Now begin organizing and building the story of business model. Organize the sequence of events and how things will play out. Define the resources, movement and structure. This is business modeling. A great source for modeling can be found in The Business Model Generation.

Finally, bring everything together in your business plan. Your story for a successful business venture. A name is placed around the framework of your business concept that will appeal to the target market.

The best advice from my friend, act like a writer and follow the sequence writers do to create a sellable book and forget the title, it will come later.

Asking the “Big Why”

I have experienced many times during visual ideation sessions with stakeholders, that most executives can answer the basic questions of What, How, When, Where and even Who, but when confronted with what I call the “Big Why”, most stop cold in their tracks.

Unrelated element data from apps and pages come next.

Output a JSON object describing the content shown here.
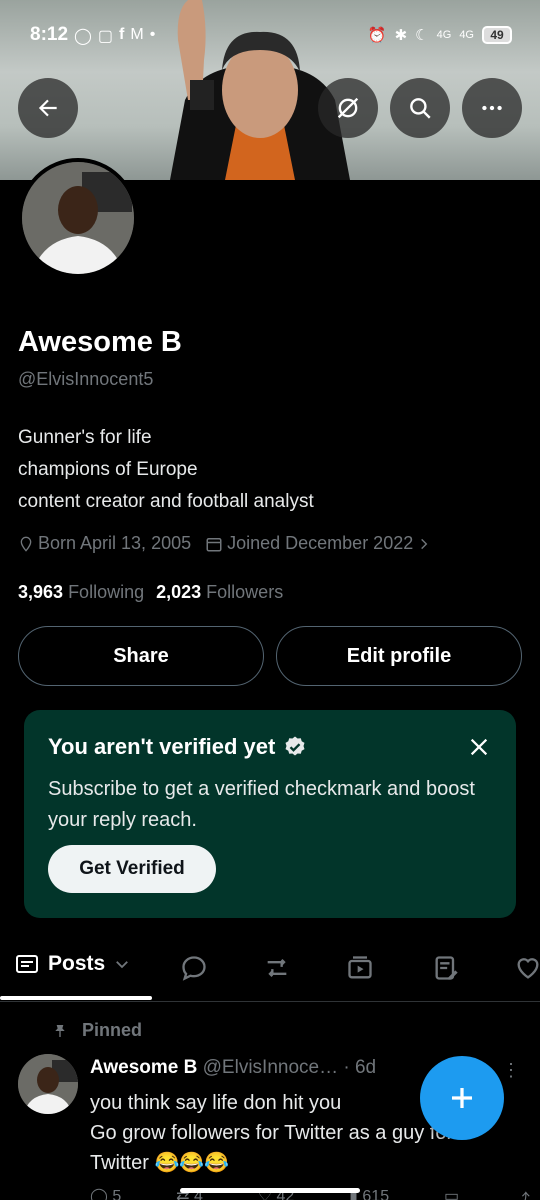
{
  "status_bar": {
    "time": "8:12",
    "battery": "49",
    "network1": "4G",
    "network2": "4G"
  },
  "profile": {
    "name": "Awesome B",
    "handle": "@ElvisInnocent5",
    "bio": [
      "Gunner's for life",
      "champions of Europe",
      "content creator and football analyst"
    ],
    "born": "Born April 13, 2005",
    "joined": "Joined December 2022",
    "following_count": "3,963",
    "following_label": "Following",
    "followers_count": "2,023",
    "followers_label": "Followers"
  },
  "buttons": {
    "share": "Share",
    "edit_profile": "Edit profile"
  },
  "verify_card": {
    "title": "You aren't verified yet",
    "text": "Subscribe to get a verified checkmark and boost your reply reach.",
    "button": "Get Verified"
  },
  "tabs": {
    "posts": "Posts",
    "icons": [
      "replies-icon",
      "retweet-icon",
      "media-icon",
      "articles-icon",
      "likes-icon"
    ]
  },
  "pinned_post": {
    "pinned_label": "Pinned",
    "author": "Awesome B",
    "handle": "@ElvisInnoce…",
    "time": "· 6d",
    "lines": [
      "you think say life don hit you",
      "Go grow followers for Twitter as a guy for",
      "Twitter 😂😂😂"
    ],
    "replies": "5",
    "reposts": "4",
    "likes": "42",
    "views": "615"
  },
  "colors": {
    "accent": "#1d9bf0",
    "verify_bg": "#02352a",
    "muted": "#71767b"
  }
}
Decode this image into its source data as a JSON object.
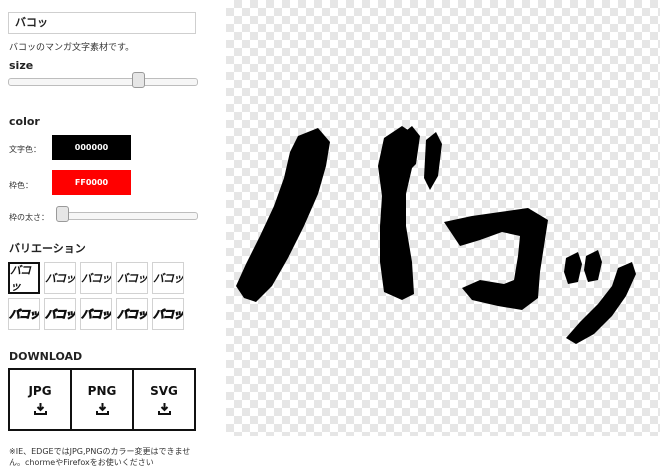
{
  "text": {
    "value": "バコッ",
    "description": "バコッのマンガ文字素材です。"
  },
  "size": {
    "label": "size",
    "value_fraction": 0.7
  },
  "color": {
    "label": "color",
    "text_color_label": "文字色：",
    "text_color_value": "000000",
    "text_color_hex": "#000000",
    "border_color_label": "枠色：",
    "border_color_value": "FF0000",
    "border_color_hex": "#ff0000",
    "border_width_label": "枠の太さ：",
    "border_width_fraction": 0.0
  },
  "variations": {
    "label": "バリエーション",
    "items": [
      {
        "text": "バコッ",
        "style": "solid"
      },
      {
        "text": "バコッ",
        "style": "solid"
      },
      {
        "text": "バコッ",
        "style": "solid"
      },
      {
        "text": "バコッ",
        "style": "solid"
      },
      {
        "text": "バコッ",
        "style": "solid"
      },
      {
        "text": "バコッ",
        "style": "outline"
      },
      {
        "text": "バコッ",
        "style": "outline"
      },
      {
        "text": "バコッ",
        "style": "outline"
      },
      {
        "text": "バコッ",
        "style": "outline"
      },
      {
        "text": "バコッ",
        "style": "outline"
      }
    ]
  },
  "download": {
    "label": "DOWNLOAD",
    "buttons": [
      {
        "label": "JPG",
        "icon": "download-icon"
      },
      {
        "label": "PNG",
        "icon": "download-icon"
      },
      {
        "label": "SVG",
        "icon": "download-icon"
      }
    ]
  },
  "note": "※IE、EDGEではJPG,PNGのカラー変更はできません。chormeやFirefoxをお使いください",
  "preview": {
    "fill_color": "#000000",
    "background": "transparent-checkerboard"
  }
}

In some cases, one of the stakeholders might quote their Vision statement or even their Mission statement in hopes that this will fulfill the “Big Why.” Not really the best response.

What do you ask, is a “Big Why” and my reasons for asking? That’s pretty simple to answer. It’s asking 2 key “Why” questions; “Why are you here today?” and “Why do you do what you do?” The purpose of these two types of questions is to uncover some deeper, more meaningful  and underlying answers. To strike deep into the core of the brand or culture of an organization and find out what is driving the machine and where it maybe heading.

Why are you here? What reasons can you give that can clarify why your organization wants or needs to change. Yes, I said change. You see, no company or group of people change uniformly or even willingly. It goes against human nature to desire change and to act on it. So when I ask groups why they are here, it provokes the emotional response that can not be answered very easily without exploration.

As for the second Big Why; why do you do what you do? It’s about uncovering what drives the organization. Is there passion in what they do. Is there a cause that the organization believes in and stands for, if not, then the change that maybe needed is to discover their direction, passion and/or purpose. This discovery in itself can trigger the beginning of change.

So the next time you have a management meeting, brainstorm about a new product or service, plan the next year’s strategy or simple sit down together and chat about the organization, ask the “Big Whys” and see where your organization stands and then you can begin change.

If you want to know more about the power of Why, then watch this piece on Simon Sinek and his lecture on “Start with Why” and how great leaders avoid begin with what and start with why.